→ **REQUIRED ACTION**: An exact copy of every record, with no pictures, please.

───

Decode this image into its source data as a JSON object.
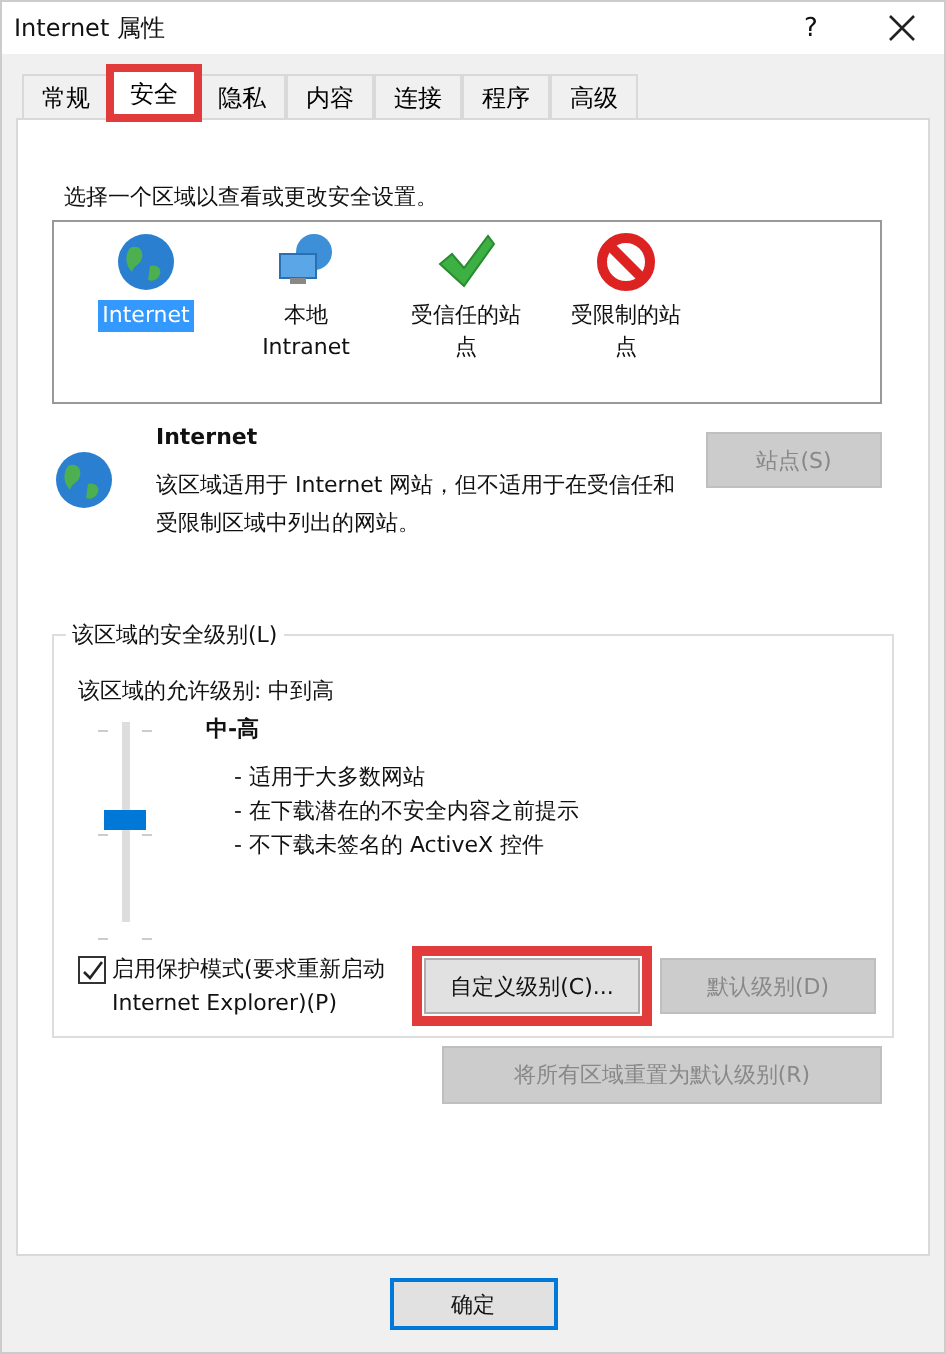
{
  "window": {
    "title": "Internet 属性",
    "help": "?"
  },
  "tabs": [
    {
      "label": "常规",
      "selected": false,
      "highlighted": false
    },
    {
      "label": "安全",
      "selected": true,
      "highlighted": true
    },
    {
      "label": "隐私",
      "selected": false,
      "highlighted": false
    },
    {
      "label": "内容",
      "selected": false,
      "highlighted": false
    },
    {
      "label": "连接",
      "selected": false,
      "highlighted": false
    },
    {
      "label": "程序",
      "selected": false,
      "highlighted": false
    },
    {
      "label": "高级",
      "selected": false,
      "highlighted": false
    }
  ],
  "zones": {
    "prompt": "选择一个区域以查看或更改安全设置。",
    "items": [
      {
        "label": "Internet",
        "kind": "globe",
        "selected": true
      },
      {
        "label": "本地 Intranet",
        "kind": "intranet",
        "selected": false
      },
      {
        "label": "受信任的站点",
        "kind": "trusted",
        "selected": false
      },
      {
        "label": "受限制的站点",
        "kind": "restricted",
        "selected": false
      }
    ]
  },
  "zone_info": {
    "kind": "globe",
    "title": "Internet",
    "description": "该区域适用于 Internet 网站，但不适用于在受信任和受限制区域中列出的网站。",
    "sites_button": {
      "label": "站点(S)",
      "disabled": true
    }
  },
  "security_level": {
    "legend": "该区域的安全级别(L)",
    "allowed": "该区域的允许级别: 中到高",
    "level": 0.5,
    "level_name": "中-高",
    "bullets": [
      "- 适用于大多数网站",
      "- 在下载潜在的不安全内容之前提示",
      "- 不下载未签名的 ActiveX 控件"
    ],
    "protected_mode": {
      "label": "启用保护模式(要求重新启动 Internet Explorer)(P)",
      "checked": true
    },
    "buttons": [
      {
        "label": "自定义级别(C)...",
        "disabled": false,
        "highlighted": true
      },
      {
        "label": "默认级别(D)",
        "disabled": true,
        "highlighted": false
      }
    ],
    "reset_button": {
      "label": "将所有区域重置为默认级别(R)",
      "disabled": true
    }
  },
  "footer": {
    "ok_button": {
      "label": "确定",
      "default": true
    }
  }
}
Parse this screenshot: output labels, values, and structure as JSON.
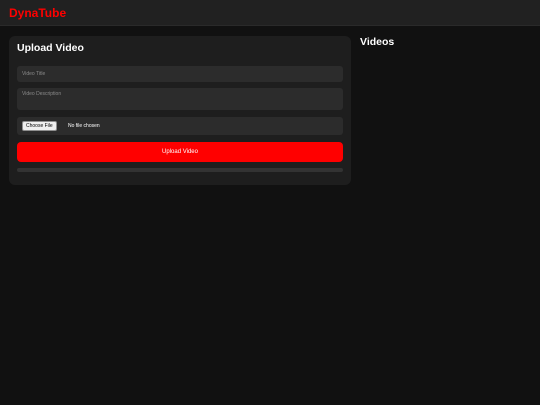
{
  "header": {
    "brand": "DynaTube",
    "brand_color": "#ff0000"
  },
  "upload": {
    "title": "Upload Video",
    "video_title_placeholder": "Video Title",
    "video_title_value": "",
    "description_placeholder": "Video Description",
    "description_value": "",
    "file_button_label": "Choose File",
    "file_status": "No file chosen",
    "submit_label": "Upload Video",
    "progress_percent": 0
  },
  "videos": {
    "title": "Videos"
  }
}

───

→ **ANSWER BELOW**:
Decode this image into its source data as a JSON object.
{
  "window": {
    "title": "Internet 属性",
    "help": "?"
  },
  "tabs": [
    {
      "label": "常规",
      "selected": false,
      "highlighted": false
    },
    {
      "label": "安全",
      "selected": true,
      "highlighted": true
    },
    {
      "label": "隐私",
      "selected": false,
      "highlighted": false
    },
    {
      "label": "内容",
      "selected": false,
      "highlighted": false
    },
    {
      "label": "连接",
      "selected": false,
      "highlighted": false
    },
    {
      "label": "程序",
      "selected": false,
      "highlighted": false
    },
    {
      "label": "高级",
      "selected": false,
      "highlighted": false
    }
  ],
  "zones": {
    "prompt": "选择一个区域以查看或更改安全设置。",
    "items": [
      {
        "label": "Internet",
        "kind": "globe",
        "selected": true
      },
      {
        "label": "本地 Intranet",
        "kind": "intranet",
        "selected": false
      },
      {
        "label": "受信任的站点",
        "kind": "trusted",
        "selected": false
      },
      {
        "label": "受限制的站点",
        "kind": "restricted",
        "selected": false
      }
    ]
  },
  "zone_info": {
    "kind": "globe",
    "title": "Internet",
    "description": "该区域适用于 Internet 网站，但不适用于在受信任和受限制区域中列出的网站。",
    "sites_button": {
      "label": "站点(S)",
      "disabled": true
    }
  },
  "security_level": {
    "legend": "该区域的安全级别(L)",
    "allowed": "该区域的允许级别: 中到高",
    "level": 0.5,
    "level_name": "中-高",
    "bullets": [
      "- 适用于大多数网站",
      "- 在下载潜在的不安全内容之前提示",
      "- 不下载未签名的 ActiveX 控件"
    ],
    "protected_mode": {
      "label": "启用保护模式(要求重新启动 Internet Explorer)(P)",
      "checked": true
    },
    "buttons": [
      {
        "label": "自定义级别(C)...",
        "disabled": false,
        "highlighted": true
      },
      {
        "label": "默认级别(D)",
        "disabled": true,
        "highlighted": false
      }
    ],
    "reset_button": {
      "label": "将所有区域重置为默认级别(R)",
      "disabled": true
    }
  },
  "footer": {
    "ok_button": {
      "label": "确定",
      "default": true
    }
  }
}
Parse this screenshot: output labels, values, and structure as JSON.
{
  "header": {
    "brand": "DynaTube",
    "brand_color": "#ff0000"
  },
  "upload": {
    "title": "Upload Video",
    "video_title_placeholder": "Video Title",
    "video_title_value": "",
    "description_placeholder": "Video Description",
    "description_value": "",
    "file_button_label": "Choose File",
    "file_status": "No file chosen",
    "submit_label": "Upload Video",
    "progress_percent": 0
  },
  "videos": {
    "title": "Videos"
  }
}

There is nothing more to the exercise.